on only one side of the tank. My late friend, and kitbasher extrodinaire, Robert W. Witbeck and I first began noticing that
many tank cars had dome platforms on only one side back in the mid-1990's but were never successful in determining
what factors decided whether on or two dome platforms were to be used. Still being in the dark on this subject I'm raising
the question here in hope that someone might know the answer to this long standing void in my knowledge of tank car
construction. Any knowledgeable responses would be appreciated.

Cordially, Don Valentine

dalemuir2@...
 

this is good, check it out.

 

From: main@RealSTMFC.groups.io [mailto:main@RealSTMFC.groups.io] On Behalf Of Donald B. Valentine via Groups.Io
Sent: Thursday, February 06, 2020 7:57 AM
To: main@realstmfc.groups.io
Subject: Re: [RealSTMFC] Union Tank Car Co. UTLX 17441 a “squat”

 

fHello all,

 

    Lester Breuer's recent post about constructing a UTLX X-3 of 8,000 gal. capacity refered us to the most recent of his

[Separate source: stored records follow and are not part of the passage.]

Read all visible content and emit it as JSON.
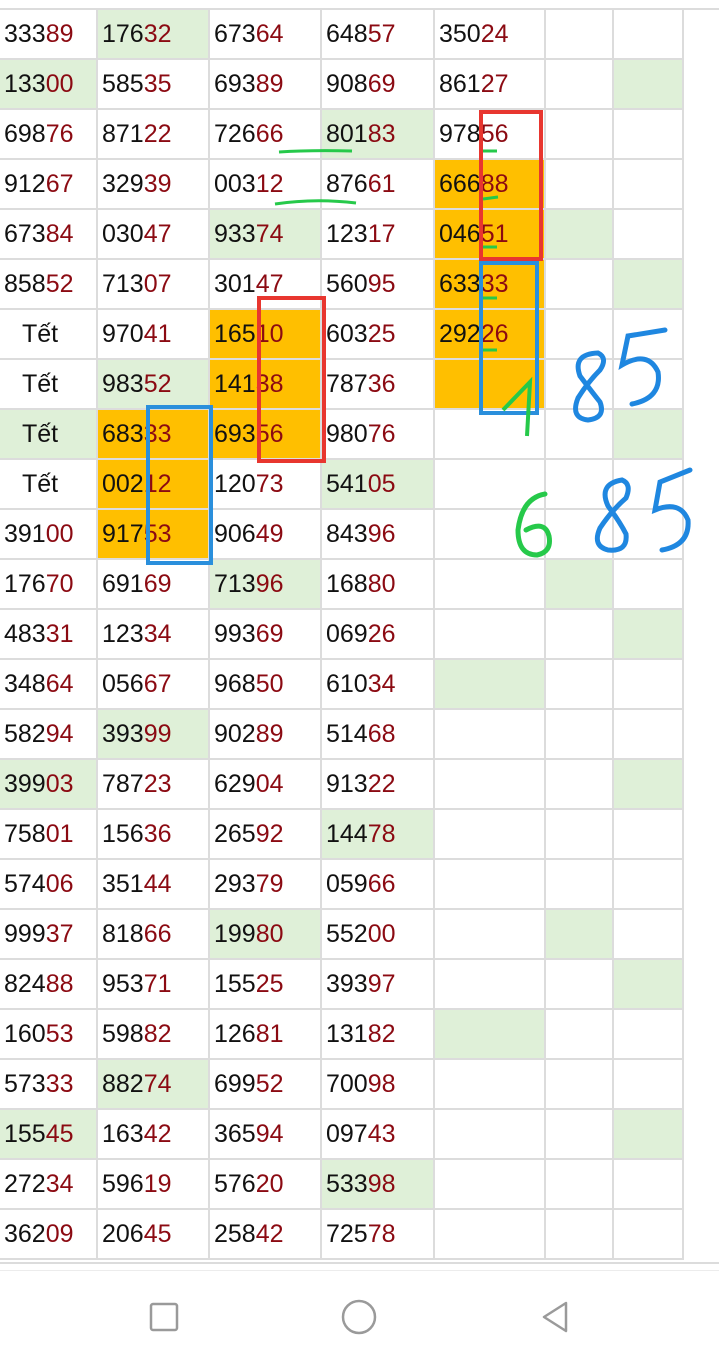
{
  "colors": {
    "grid_line": "#dcdcdc",
    "highlight_green": "#dff0d8",
    "highlight_orange": "#ffbf00",
    "tail_red": "#8b0a12",
    "box_red": "#e8362f",
    "box_blue": "#2a8fdc",
    "ink_green": "#26c94a",
    "ink_blue": "#1f87e0"
  },
  "table": {
    "rows": [
      [
        "33389",
        "17632",
        "67364",
        "64857",
        "35024",
        "",
        ""
      ],
      [
        "13300",
        "58535",
        "69389",
        "90869",
        "86127",
        "",
        ""
      ],
      [
        "69876",
        "87122",
        "72666",
        "80183",
        "97856",
        "",
        ""
      ],
      [
        "91267",
        "32939",
        "00312",
        "87661",
        "66688",
        "",
        ""
      ],
      [
        "67384",
        "03047",
        "93374",
        "12317",
        "04651",
        "",
        ""
      ],
      [
        "85852",
        "71307",
        "30147",
        "56095",
        "63333",
        "",
        ""
      ],
      [
        "Tết",
        "97041",
        "16510",
        "60325",
        "29226",
        "",
        ""
      ],
      [
        "Tết",
        "98352",
        "14138",
        "78736",
        "",
        "",
        ""
      ],
      [
        "Tết",
        "68333",
        "69356",
        "98076",
        "",
        "",
        ""
      ],
      [
        "Tết",
        "00212",
        "12073",
        "54105",
        "",
        "",
        ""
      ],
      [
        "39100",
        "91753",
        "90649",
        "84396",
        "",
        "",
        ""
      ],
      [
        "17670",
        "69169",
        "71396",
        "16880",
        "",
        "",
        ""
      ],
      [
        "48331",
        "12334",
        "99369",
        "06926",
        "",
        "",
        ""
      ],
      [
        "34864",
        "05667",
        "96850",
        "61034",
        "",
        "",
        ""
      ],
      [
        "58294",
        "39399",
        "90289",
        "51468",
        "",
        "",
        ""
      ],
      [
        "39903",
        "78723",
        "62904",
        "91322",
        "",
        "",
        ""
      ],
      [
        "75801",
        "15636",
        "26592",
        "14478",
        "",
        "",
        ""
      ],
      [
        "57406",
        "35144",
        "29379",
        "05966",
        "",
        "",
        ""
      ],
      [
        "99937",
        "81866",
        "19980",
        "55200",
        "",
        "",
        ""
      ],
      [
        "82488",
        "95371",
        "15525",
        "39397",
        "",
        "",
        ""
      ],
      [
        "16053",
        "59882",
        "12681",
        "13182",
        "",
        "",
        ""
      ],
      [
        "57333",
        "88274",
        "69952",
        "70098",
        "",
        "",
        ""
      ],
      [
        "15545",
        "16342",
        "36594",
        "09743",
        "",
        "",
        ""
      ],
      [
        "27234",
        "59619",
        "57620",
        "53398",
        "",
        "",
        ""
      ],
      [
        "36209",
        "20645",
        "25842",
        "72578",
        "",
        "",
        ""
      ]
    ],
    "green_cells": [
      [
        0,
        1
      ],
      [
        1,
        0
      ],
      [
        1,
        6
      ],
      [
        2,
        3
      ],
      [
        4,
        2
      ],
      [
        4,
        5
      ],
      [
        5,
        6
      ],
      [
        7,
        1
      ],
      [
        8,
        0
      ],
      [
        8,
        6
      ],
      [
        9,
        3
      ],
      [
        11,
        2
      ],
      [
        11,
        5
      ],
      [
        12,
        6
      ],
      [
        13,
        4
      ],
      [
        14,
        1
      ],
      [
        15,
        0
      ],
      [
        15,
        6
      ],
      [
        16,
        3
      ],
      [
        18,
        2
      ],
      [
        18,
        5
      ],
      [
        19,
        6
      ],
      [
        20,
        4
      ],
      [
        21,
        1
      ],
      [
        22,
        0
      ],
      [
        22,
        6
      ],
      [
        23,
        3
      ]
    ],
    "orange_cells": [
      [
        3,
        4
      ],
      [
        4,
        4
      ],
      [
        5,
        4
      ],
      [
        6,
        4
      ],
      [
        7,
        4
      ],
      [
        6,
        2
      ],
      [
        7,
        2
      ],
      [
        8,
        2
      ],
      [
        8,
        1
      ],
      [
        9,
        1
      ],
      [
        10,
        1
      ]
    ]
  },
  "annotations": {
    "handwriting_1": "1 85",
    "handwriting_2": "6 85"
  },
  "navbar": {
    "buttons": [
      {
        "name": "recent-apps-button",
        "icon": "square-icon"
      },
      {
        "name": "home-button",
        "icon": "circle-icon"
      },
      {
        "name": "back-button",
        "icon": "triangle-back-icon"
      }
    ]
  }
}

always enjoyable blogs on constructing his model. In the blog he noted finding that the prototype had a dome platform 

on only one side of the tank. My late friend, and kitbasher extrodinaire, Robert W. Witbeck and I first began noticing that

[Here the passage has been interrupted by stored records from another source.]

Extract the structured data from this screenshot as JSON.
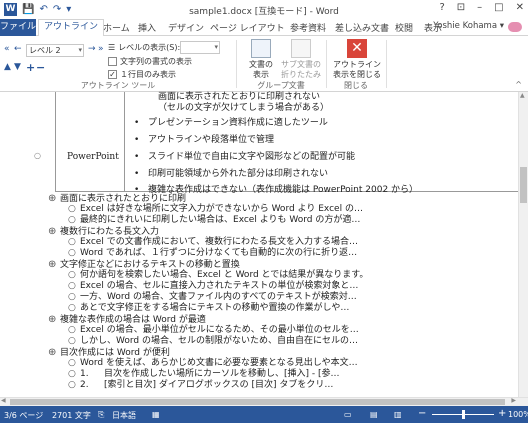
{
  "window": {
    "title": "sample1.docx [互換モード] - Word",
    "controls": [
      "?",
      "⊡",
      "–",
      "□",
      "✕"
    ]
  },
  "quick_access": {
    "save": "💾",
    "undo": "↶",
    "redo": "↷",
    "customize": "▾"
  },
  "tabs": {
    "file": "ファイル",
    "items": [
      "アウトライン",
      "ホーム",
      "挿入",
      "デザイン",
      "ページ レイアウト",
      "参考資料",
      "差し込み文書",
      "校閲",
      "表示"
    ],
    "user": "Yoshie Kohama ▾"
  },
  "ribbon": {
    "outline_tools": {
      "level_value": "レベル 2",
      "show_level_label": "レベルの表示(S):",
      "show_level_value": "",
      "show_formatting": "文字列の書式の表示",
      "show_first_line": "１行目のみ表示",
      "group_label": "アウトライン ツール"
    },
    "master_document": {
      "show_document": "文書の\n表示",
      "collapse_subdocs": "サブ文書の\n折りたたみ",
      "group_label": "グループ文書"
    },
    "close": {
      "label": "アウトライン\n表示を閉じる",
      "group_label": "閉じる"
    }
  },
  "document": {
    "table": {
      "row_label": "PowerPoint",
      "items": [
        {
          "text": "画面に表示されたとおりに印刷されない",
          "bullet": false,
          "indent": true
        },
        {
          "text": "（セルの文字が欠けてしまう場合がある）",
          "bullet": false,
          "indent": true
        },
        {
          "text": "プレゼンテーション資料作成に適したツール",
          "bullet": true,
          "indent": false
        },
        {
          "text": "アウトラインや段落単位で管理",
          "bullet": true,
          "indent": false
        },
        {
          "text": "スライド単位で自由に文字や図形などの配置が可能",
          "bullet": true,
          "indent": false
        },
        {
          "text": "印刷可能領域から外れた部分は印刷されない",
          "bullet": true,
          "indent": false
        },
        {
          "text": "複雑な表作成はできない（表作成機能は PowerPoint 2002 から）",
          "bullet": true,
          "indent": false
        }
      ]
    },
    "outline": [
      {
        "level": 1,
        "text": "画面に表示されたとおりに印刷"
      },
      {
        "level": 2,
        "text": "Excel は好きな場所に文字入力ができないから Word より Excel の…"
      },
      {
        "level": 2,
        "text": "最終的にきれいに印刷したい場合は、Excel よりも Word の方が適…"
      },
      {
        "level": 1,
        "text": "複数行にわたる長文入力"
      },
      {
        "level": 2,
        "text": "Excel での文書作成において、複数行にわたる長文を入力する場合…"
      },
      {
        "level": 2,
        "text": "Word であれば、１行ずつに分けなくても自動的に次の行に折り返…"
      },
      {
        "level": 1,
        "text": "文字修正などにおけるテキストの移動と置換"
      },
      {
        "level": 2,
        "text": "何か語句を検索したい場合、Excel と Word とでは結果が異なります。"
      },
      {
        "level": 2,
        "text": "Excel の場合、セルに直接入力されたテキストの単位が検索対象と…"
      },
      {
        "level": 2,
        "text": "一方、Word の場合、文書ファイル内のすべてのテキストが検索対…"
      },
      {
        "level": 2,
        "text": "あとで文字修正をする場合にテキストの移動や置換の作業がしや…"
      },
      {
        "level": 1,
        "text": "複雑な表作成の場合は Word が最適"
      },
      {
        "level": 2,
        "text": "Excel の場合、最小単位がセルになるため、その最小単位のセルを…"
      },
      {
        "level": 2,
        "text": "しかし、Word の場合、セルの制限がないため、自由自在にセルの…"
      },
      {
        "level": 1,
        "text": "目次作成には Word が便利"
      },
      {
        "level": 2,
        "text": "Word を使えば、あらかじめ文書に必要な要素となる見出しや本文…"
      },
      {
        "level": 2,
        "marker": "1.",
        "text": "目次を作成したい場所にカーソルを移動し、[挿入] - [参…"
      },
      {
        "level": 2,
        "marker": "2.",
        "text": "[索引と目次] ダイアログボックスの [目次] タブをクリ…"
      }
    ]
  },
  "status": {
    "page": "3/6 ページ",
    "words": "2701 文字",
    "language": "日本語",
    "zoom": "100%"
  },
  "colors": {
    "accent": "#2b579a",
    "close_button": "#d9453a"
  }
}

many tank cars had dome platforms on only one side back in the mid-1990's but were never successful in determining

what factors decided whether on or two dome platforms were to be used. Still being in the dark on this subject I'm raising

the question here in hope that someone might know the answer to this long standing void in my knowledge of tank car

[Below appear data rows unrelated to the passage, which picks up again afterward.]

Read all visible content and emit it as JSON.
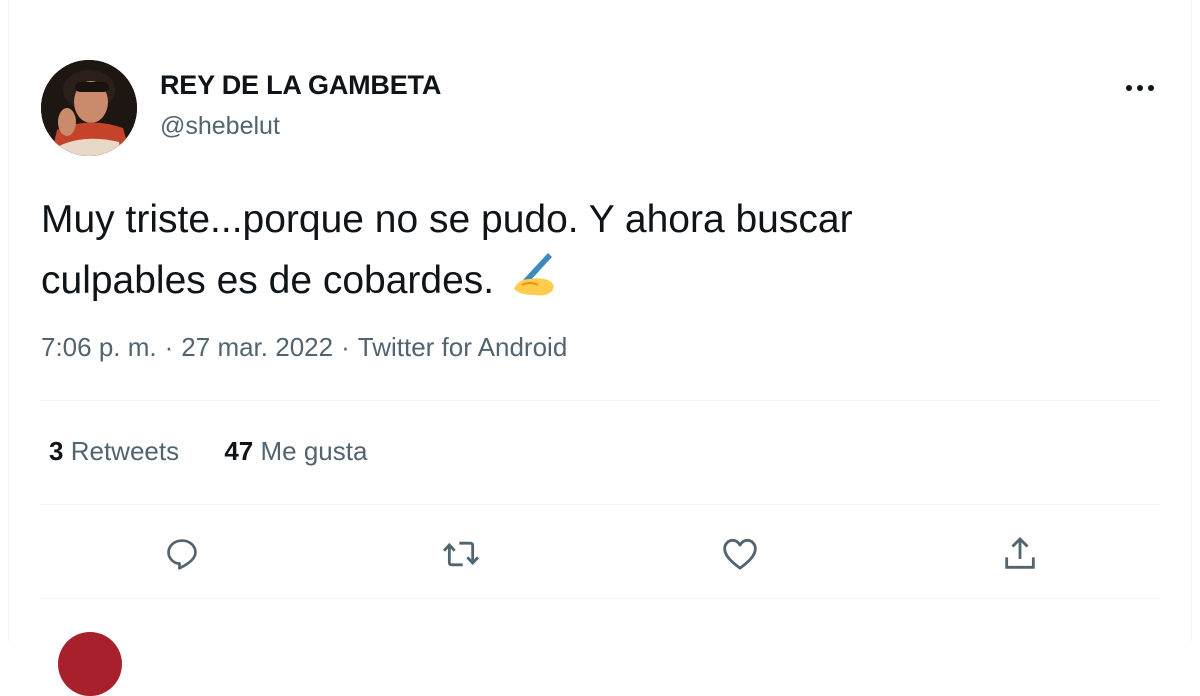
{
  "tweet": {
    "author": {
      "display_name": "REY DE LA GAMBETA",
      "handle": "@shebelut",
      "avatar_icon": "user-avatar"
    },
    "text_line1": "Muy triste...porque no se pudo. Y ahora buscar",
    "text_line2": "culpables es de cobardes.",
    "emoji": "writing-hand-emoji",
    "time": "7:06 p. m.",
    "date": "27 mar. 2022",
    "source": "Twitter for Android",
    "separator": "·",
    "stats": {
      "retweets_count": "3",
      "retweets_label": "Retweets",
      "likes_count": "47",
      "likes_label": "Me gusta"
    },
    "actions": [
      "reply-icon",
      "retweet-icon",
      "like-icon",
      "share-icon"
    ]
  },
  "colors": {
    "text_primary": "#0f1419",
    "text_secondary": "#536471",
    "divider": "#eff3f4"
  }
}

construction. Any knowledgeable responses would be appreciated.

 

Cordially, Don Valentine

Dennis Storzek
 

On Thu, Feb 6, 2020 at 05:57 AM, Donald B. Valentine wrote:
My late friend, and kitbasher extrodinaire, Robert W. Witbeck and I first began noticing that
many tank cars had dome platforms on only one side back in the mid-1990's but were never successful in determining
what factors decided whether on or two dome platforms were to be used
Don, it's era dependent. The ARA safety appliance drawing dated 1917, presented in the 1922 CBC, only shows one dome platform. I've always just assumed at some point the requirement was increased to one on each side, but never bothered to track down the date.

Dennis Storzek

Dave Parker
 

On Thu, Feb 6, 2020 at 08:47 AM, Dennis Storzek wrote:
Don, it's era dependent. The ARA safety appliance drawing dated 1917, presented in the 1922 CBC, only shows one dome platform. I've always just assumed at some point the requirement was increased to one on each side, but never bothered to track down the date.
Having looked through a lot of ICC regs from 1927 through 1955,  I have yet to find any indication that the second platform was required during the period covered by this group.  So, that's an assumption that I would not make absent additional evidence. 

As to why some cars were fitted with the second platform, while others were not, I cannot find any rhyme or reason to it.  But there certainly were a great many cars with just one, something not reflected on any RTR models that I have seen.  With kits, it's an easy fix of course.
 --
Dave Parker
Swall Meadows, CA

Tony Thompson
 

Dennis Storzek wrote:

Don, it's era dependent. The ARA safety appliance drawing dated 1917, presented in the 1922 CBC, only shows one dome platform. I've always just assumed at some point the requirement was increased to one on each side, but never bothered to track down the date.

     I don't know whether the two walks were ever REQUIRED. Ed Kaminski told me that nearly every detail of the TANK (not the underframe) was a buyer choice, though of course they had to choose among permitted features. Certainly before WW II, you can find plenty of photos of tanks with either one or two walks. 

Tony Thompson



al_brown03
 

I've seen a two-compartment tank with a half-length dome platform on each end (one on each side).

Al Brown, Melbourne, Fla.